### AIM OF THE EXERCISE
Across all the records, filter for lines with the word "작성하시오" and copy them.

** DATA FOR THIS EXERCISE follows **

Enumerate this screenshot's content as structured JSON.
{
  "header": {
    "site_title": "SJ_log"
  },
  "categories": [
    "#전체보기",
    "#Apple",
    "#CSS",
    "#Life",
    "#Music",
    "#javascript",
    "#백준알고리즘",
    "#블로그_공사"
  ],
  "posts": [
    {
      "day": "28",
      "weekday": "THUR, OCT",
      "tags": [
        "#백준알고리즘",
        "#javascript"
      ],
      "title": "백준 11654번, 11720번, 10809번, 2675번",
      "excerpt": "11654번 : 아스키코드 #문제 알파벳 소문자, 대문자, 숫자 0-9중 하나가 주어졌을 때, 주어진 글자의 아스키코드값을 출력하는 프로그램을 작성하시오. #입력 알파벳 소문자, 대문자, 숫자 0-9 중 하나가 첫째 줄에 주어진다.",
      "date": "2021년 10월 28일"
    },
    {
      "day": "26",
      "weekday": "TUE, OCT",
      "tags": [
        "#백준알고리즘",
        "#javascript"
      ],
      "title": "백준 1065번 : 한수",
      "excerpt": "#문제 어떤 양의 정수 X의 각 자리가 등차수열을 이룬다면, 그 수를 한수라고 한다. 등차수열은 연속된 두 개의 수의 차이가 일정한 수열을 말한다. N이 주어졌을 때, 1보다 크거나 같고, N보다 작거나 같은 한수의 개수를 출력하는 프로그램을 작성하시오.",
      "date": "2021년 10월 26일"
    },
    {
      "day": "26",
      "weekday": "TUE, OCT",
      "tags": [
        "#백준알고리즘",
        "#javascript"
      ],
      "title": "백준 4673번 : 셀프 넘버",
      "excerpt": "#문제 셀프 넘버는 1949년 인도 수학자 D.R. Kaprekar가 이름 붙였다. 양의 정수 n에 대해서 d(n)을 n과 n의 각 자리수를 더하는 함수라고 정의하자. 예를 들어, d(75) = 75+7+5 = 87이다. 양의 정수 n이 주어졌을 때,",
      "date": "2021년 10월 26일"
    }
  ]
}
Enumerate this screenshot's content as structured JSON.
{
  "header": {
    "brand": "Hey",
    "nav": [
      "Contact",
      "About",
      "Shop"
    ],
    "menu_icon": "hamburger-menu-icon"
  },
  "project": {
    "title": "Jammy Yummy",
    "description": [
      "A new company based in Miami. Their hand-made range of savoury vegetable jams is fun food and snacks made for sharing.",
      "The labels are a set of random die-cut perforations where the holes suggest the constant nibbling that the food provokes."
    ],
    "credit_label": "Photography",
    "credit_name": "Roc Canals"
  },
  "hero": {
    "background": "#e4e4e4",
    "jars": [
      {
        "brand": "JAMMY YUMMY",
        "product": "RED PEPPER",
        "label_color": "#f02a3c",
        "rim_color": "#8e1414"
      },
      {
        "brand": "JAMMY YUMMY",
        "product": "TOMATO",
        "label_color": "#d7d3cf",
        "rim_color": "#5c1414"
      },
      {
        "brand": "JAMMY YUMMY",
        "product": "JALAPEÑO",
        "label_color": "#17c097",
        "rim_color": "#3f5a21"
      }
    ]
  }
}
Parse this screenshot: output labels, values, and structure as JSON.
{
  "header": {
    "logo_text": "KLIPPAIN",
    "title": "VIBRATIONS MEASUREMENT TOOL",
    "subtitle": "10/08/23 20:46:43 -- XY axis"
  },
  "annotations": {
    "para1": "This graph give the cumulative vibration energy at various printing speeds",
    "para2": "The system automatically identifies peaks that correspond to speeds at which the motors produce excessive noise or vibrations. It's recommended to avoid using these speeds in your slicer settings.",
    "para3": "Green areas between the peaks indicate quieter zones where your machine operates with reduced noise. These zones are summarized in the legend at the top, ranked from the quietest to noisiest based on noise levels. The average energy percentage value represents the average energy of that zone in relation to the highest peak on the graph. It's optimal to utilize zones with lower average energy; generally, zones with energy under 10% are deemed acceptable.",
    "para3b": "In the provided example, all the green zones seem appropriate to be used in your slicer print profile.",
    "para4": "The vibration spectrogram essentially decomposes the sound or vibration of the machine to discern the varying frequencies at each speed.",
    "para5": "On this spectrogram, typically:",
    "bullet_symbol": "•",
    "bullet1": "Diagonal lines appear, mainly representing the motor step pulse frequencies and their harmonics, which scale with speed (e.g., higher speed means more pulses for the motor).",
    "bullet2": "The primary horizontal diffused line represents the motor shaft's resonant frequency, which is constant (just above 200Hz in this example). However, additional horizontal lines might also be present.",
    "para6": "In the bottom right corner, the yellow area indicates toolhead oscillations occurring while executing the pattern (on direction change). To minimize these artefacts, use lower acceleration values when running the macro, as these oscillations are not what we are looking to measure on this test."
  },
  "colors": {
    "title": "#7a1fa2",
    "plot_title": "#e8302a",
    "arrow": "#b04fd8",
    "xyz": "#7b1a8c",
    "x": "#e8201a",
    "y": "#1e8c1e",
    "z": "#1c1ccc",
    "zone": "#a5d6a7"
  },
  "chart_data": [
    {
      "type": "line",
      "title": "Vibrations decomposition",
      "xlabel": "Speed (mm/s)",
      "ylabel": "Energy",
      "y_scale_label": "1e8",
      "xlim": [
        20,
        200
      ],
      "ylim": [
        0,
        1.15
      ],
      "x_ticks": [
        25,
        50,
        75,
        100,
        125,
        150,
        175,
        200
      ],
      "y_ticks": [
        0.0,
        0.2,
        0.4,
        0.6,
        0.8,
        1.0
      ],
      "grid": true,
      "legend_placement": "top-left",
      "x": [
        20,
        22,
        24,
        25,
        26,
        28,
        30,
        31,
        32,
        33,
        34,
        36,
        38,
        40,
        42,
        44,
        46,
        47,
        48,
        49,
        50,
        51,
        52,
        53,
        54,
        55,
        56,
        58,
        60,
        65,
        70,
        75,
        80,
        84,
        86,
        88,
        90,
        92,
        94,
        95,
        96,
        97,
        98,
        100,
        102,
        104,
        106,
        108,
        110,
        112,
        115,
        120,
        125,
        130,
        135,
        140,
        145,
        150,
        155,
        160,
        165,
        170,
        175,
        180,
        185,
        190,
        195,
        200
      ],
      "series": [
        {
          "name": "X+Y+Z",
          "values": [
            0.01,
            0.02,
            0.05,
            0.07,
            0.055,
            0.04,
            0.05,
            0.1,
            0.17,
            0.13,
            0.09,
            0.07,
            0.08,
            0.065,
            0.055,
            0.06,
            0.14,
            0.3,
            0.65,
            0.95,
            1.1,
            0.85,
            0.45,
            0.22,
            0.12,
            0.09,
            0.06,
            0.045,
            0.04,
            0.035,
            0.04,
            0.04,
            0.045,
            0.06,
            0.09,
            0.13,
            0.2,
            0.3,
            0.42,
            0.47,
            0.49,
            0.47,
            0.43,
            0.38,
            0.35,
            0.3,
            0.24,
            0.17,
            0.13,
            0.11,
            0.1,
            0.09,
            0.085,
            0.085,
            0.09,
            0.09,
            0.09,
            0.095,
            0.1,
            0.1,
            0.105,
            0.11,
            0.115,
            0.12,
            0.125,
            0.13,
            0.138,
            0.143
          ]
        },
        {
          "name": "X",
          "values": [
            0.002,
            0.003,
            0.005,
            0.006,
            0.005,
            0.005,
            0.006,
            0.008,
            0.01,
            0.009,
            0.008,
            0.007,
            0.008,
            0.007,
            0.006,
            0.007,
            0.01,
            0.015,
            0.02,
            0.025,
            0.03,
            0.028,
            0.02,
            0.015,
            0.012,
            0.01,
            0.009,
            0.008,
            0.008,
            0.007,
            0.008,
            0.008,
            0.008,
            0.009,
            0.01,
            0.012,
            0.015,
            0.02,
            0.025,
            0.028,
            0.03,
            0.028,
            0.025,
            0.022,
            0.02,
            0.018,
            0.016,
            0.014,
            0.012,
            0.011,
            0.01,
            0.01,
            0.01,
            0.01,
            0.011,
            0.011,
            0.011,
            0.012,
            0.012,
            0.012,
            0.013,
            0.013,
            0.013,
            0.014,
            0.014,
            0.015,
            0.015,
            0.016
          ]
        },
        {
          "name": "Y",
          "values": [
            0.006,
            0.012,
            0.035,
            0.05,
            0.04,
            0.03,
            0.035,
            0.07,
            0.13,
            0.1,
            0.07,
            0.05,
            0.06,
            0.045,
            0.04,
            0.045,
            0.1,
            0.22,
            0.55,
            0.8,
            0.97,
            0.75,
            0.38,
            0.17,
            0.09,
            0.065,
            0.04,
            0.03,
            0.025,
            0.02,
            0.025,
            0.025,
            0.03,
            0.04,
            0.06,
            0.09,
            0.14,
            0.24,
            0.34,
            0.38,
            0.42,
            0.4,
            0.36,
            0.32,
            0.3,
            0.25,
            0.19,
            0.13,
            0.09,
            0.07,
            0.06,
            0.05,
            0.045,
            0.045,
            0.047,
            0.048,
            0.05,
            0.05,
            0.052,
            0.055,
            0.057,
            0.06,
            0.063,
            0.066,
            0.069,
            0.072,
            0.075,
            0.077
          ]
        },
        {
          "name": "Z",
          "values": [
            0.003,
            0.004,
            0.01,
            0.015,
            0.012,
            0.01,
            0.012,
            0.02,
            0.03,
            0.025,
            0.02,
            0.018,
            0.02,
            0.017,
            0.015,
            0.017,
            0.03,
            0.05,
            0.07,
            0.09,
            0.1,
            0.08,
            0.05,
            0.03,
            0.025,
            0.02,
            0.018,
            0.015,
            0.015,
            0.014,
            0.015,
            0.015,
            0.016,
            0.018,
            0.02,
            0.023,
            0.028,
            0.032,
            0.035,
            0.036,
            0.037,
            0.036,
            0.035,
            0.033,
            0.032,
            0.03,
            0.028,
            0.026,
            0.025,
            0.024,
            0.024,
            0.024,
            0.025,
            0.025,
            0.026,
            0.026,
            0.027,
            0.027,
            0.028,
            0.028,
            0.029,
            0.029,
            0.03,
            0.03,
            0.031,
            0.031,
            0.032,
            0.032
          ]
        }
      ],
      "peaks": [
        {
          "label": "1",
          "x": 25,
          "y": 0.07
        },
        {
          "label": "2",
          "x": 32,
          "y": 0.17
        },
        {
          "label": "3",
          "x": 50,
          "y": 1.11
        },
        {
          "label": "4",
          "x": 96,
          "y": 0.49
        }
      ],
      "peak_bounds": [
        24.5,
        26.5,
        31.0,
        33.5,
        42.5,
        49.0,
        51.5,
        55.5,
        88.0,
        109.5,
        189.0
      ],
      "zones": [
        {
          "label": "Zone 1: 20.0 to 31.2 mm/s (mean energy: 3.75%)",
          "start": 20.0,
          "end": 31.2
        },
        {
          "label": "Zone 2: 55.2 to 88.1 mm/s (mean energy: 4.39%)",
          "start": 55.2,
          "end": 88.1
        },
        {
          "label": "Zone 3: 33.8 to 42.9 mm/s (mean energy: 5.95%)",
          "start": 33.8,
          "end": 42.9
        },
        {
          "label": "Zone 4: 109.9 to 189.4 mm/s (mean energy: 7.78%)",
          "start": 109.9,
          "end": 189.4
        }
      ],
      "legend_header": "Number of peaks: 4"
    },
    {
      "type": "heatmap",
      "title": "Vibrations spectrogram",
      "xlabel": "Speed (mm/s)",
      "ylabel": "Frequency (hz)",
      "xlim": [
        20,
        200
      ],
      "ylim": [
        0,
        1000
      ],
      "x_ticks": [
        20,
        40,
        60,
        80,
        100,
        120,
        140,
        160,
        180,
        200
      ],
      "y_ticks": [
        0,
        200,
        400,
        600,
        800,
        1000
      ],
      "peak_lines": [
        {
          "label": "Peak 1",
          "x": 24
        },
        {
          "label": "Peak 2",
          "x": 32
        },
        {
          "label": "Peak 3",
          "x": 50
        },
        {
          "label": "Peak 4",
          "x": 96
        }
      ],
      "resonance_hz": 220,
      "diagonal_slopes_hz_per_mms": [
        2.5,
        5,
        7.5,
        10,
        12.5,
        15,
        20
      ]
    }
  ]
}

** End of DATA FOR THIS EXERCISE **

### WRITTEN RESPONSE
      "excerpt": "11654번 : 아스키코드 #문제 알파벳 소문자, 대문자, 숫자 0-9중 하나가 주어졌을 때, 주어진 글자의 아스키코드값을 출력하는 프로그램을 작성하시오. #입력 알파벳 소문자, 대문자, 숫자 0-9 중 하나가 첫째 줄에 주어진다.",
      "excerpt": "#문제 어떤 양의 정수 X의 각 자리가 등차수열을 이룬다면, 그 수를 한수라고 한다. 등차수열은 연속된 두 개의 수의 차이가 일정한 수열을 말한다. N이 주어졌을 때, 1보다 크거나 같고, N보다 작거나 같은 한수의 개수를 출력하는 프로그램을 작성하시오.",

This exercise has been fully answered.